21. Kevin Cash: He has a boyish thing going on:

source:

Here cheekbones and soulful eyes do better for you in the rankings, thus the lower ranking, but I realize some people go for the boyish look.

22. Lloyd McClendon: Last year I gave him credit for his winning smile. And then the Mariners and went and won a lot of games, giving him a lot more reason to smile.

23. Buck Showalter Same as McClendon, really. More smiles in 2014 and even some jokes — maybe his first ever — definitely help is cause.

24. John Gibbons

25. Chip Hale: That’s a rugged man. Not a matinee idol, but rugged. And some folks like rugged.

source:

26. Walt Weiss

27. Terry Collins 

28. Mike Scioscia

29. Bruce Bochy Bruce has three World Series titles in five seasons and is probably heading to the Hall of Fame now. He could grow a second (very, very large) head and he wouldn’t care a lick. Nor should he.

30. Clint Hurdle: Last year someone told him that I ranked him last and he was reportedly happy about it, as I would hope a legit old school baseball man would. Indeed, he even took it as a compliment. So far be it from me to elevate him from this position of honor. Which is difficult! He just had hip surgery and, as my father has told me, when you get to a certain age in life, your attractiveness is positively influenced by your access to handicapped parking placards. So use what you got, Clint. Use what you got.

Video: Cubs score run on Pirates’ appeal throw

Jim McIsaac/Getty Images
Leave a comment

2019 has been one long nightmare for the Pirates. They’re in last place in the NL Central, have had multiple clubhouse fights, and can’t stop getting into bench-clearing incidents. The embarrassment continued on Sunday as the club lost 16-6 to the Cubs, suffering a three-game series sweep in Chicago.

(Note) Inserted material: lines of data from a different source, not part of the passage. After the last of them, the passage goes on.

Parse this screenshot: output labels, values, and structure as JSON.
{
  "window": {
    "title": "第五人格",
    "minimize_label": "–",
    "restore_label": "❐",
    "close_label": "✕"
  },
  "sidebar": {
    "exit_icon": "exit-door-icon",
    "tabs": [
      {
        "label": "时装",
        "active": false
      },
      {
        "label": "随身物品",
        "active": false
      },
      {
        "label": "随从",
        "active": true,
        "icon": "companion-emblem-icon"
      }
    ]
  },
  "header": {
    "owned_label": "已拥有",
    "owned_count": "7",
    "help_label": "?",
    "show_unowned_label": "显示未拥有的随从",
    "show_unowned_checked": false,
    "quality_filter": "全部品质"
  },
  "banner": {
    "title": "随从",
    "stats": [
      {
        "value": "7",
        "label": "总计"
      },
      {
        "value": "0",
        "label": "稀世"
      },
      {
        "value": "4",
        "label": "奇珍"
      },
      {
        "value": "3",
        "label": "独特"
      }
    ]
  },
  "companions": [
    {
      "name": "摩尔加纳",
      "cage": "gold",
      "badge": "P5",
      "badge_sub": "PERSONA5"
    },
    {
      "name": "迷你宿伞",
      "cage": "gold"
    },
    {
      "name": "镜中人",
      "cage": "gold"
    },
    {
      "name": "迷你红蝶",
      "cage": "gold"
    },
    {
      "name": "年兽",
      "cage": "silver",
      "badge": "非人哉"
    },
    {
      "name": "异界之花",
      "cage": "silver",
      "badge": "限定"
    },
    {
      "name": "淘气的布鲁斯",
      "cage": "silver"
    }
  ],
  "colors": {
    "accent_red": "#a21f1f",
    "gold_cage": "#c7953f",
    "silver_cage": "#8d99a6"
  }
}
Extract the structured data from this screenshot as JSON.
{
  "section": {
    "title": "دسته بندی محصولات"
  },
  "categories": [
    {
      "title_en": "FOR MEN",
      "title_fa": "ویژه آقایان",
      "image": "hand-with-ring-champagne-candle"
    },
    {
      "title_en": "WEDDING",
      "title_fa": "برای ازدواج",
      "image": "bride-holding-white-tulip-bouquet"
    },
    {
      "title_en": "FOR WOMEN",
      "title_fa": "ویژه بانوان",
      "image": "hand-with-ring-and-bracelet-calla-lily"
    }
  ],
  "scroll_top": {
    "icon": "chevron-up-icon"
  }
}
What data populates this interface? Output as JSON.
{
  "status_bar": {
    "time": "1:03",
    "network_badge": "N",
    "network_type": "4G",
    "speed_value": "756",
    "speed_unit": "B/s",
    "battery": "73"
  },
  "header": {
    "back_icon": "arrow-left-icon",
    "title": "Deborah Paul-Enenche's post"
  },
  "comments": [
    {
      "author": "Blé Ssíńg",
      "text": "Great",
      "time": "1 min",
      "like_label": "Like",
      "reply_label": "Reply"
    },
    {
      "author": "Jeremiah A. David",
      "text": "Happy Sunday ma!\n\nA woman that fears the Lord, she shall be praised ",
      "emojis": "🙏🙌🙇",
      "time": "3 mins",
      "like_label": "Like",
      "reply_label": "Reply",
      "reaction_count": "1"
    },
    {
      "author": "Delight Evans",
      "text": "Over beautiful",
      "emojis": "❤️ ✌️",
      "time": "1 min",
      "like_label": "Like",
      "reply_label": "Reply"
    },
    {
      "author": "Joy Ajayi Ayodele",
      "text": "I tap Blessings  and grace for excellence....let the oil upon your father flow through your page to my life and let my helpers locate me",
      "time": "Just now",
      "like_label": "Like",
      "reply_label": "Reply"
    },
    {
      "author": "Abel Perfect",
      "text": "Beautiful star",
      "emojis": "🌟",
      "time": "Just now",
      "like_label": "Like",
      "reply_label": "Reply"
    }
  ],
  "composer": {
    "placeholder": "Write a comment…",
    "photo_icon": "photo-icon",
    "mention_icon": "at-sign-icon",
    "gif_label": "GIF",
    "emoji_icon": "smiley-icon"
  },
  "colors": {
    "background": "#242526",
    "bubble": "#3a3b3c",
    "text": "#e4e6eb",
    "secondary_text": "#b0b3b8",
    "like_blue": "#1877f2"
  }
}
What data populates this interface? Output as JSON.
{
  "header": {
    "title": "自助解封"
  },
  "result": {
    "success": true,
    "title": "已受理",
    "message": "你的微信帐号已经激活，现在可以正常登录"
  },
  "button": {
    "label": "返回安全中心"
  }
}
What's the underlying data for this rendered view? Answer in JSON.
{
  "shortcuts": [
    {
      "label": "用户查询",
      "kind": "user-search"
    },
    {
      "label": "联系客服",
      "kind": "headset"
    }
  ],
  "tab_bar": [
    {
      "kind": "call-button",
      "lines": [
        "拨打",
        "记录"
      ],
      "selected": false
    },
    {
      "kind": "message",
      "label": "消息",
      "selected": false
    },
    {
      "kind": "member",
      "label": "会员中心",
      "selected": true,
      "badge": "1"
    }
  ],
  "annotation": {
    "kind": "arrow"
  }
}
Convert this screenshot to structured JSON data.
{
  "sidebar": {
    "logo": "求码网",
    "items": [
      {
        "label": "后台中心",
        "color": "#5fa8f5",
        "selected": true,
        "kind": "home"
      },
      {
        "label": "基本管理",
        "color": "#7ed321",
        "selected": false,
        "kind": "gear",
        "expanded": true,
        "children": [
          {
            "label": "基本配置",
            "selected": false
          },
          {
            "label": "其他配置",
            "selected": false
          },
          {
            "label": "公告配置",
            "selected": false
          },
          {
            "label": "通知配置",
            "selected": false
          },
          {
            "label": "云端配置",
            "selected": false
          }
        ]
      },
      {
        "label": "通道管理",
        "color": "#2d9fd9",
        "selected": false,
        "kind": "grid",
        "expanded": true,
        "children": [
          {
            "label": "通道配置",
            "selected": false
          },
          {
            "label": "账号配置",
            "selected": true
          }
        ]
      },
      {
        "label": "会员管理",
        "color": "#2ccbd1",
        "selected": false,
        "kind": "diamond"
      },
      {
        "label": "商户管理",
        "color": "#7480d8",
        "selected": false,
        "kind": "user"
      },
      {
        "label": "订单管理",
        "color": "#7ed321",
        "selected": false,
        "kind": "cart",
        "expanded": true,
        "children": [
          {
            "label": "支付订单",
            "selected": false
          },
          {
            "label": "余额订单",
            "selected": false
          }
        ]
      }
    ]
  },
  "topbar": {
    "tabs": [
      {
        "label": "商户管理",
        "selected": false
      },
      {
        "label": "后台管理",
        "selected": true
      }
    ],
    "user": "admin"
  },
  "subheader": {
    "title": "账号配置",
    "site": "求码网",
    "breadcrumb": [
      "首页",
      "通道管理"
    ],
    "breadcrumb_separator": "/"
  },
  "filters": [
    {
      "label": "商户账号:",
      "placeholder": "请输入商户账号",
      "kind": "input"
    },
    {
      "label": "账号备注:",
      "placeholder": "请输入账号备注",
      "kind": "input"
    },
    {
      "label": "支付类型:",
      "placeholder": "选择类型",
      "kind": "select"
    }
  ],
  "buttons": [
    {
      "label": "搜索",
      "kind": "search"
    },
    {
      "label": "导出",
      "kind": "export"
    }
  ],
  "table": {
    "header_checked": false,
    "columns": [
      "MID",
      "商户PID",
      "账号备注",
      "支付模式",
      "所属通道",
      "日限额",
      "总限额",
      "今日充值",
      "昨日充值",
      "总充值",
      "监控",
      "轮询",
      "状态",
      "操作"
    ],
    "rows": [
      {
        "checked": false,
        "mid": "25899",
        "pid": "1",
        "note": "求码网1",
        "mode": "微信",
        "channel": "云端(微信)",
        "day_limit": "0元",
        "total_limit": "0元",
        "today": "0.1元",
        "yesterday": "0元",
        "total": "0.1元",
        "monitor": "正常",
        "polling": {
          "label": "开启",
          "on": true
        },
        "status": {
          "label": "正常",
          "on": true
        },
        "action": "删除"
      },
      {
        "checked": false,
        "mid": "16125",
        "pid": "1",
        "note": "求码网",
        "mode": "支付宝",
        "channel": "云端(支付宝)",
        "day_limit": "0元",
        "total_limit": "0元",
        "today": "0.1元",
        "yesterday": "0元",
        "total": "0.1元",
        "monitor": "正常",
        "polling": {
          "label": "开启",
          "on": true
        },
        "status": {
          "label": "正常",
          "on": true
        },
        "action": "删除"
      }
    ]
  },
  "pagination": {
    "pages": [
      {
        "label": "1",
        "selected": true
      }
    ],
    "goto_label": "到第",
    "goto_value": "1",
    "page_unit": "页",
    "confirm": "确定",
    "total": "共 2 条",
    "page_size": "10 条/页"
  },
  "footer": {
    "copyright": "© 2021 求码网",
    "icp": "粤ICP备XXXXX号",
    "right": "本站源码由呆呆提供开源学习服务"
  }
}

One of those 16 runs the Pirates allowed was particularly noteworthy. In the bottom of the third inning, with the game tied at 5-5, the Cubs had runners on first and second with two outs. Tony Kemp hit a triple to right field, allowing both Ben Zobrist and Jason Heyward to score to make it 7-5. The Pirates thought one of the Cubs’ base runners didn’t touch third base on their way home. Reliever Michael Feliz attempted to make an appeal throw to third base, but it was way too high for Erik González to catch, so Kemp scored easily on the error.

The Pirates lost Friday’s game to the Cubs 17-8 and Saturday’s game 14-1. They were outscored 47-15 in the three-game series. According to Baseball Reference, since 1908, the Pirates never allowed 14+ runs in three consecutive games and only did it two games in a row twice before this series, in 1949 and in 1950. The Cubs scored 14+ in three consecutive games just one other time, in 1930.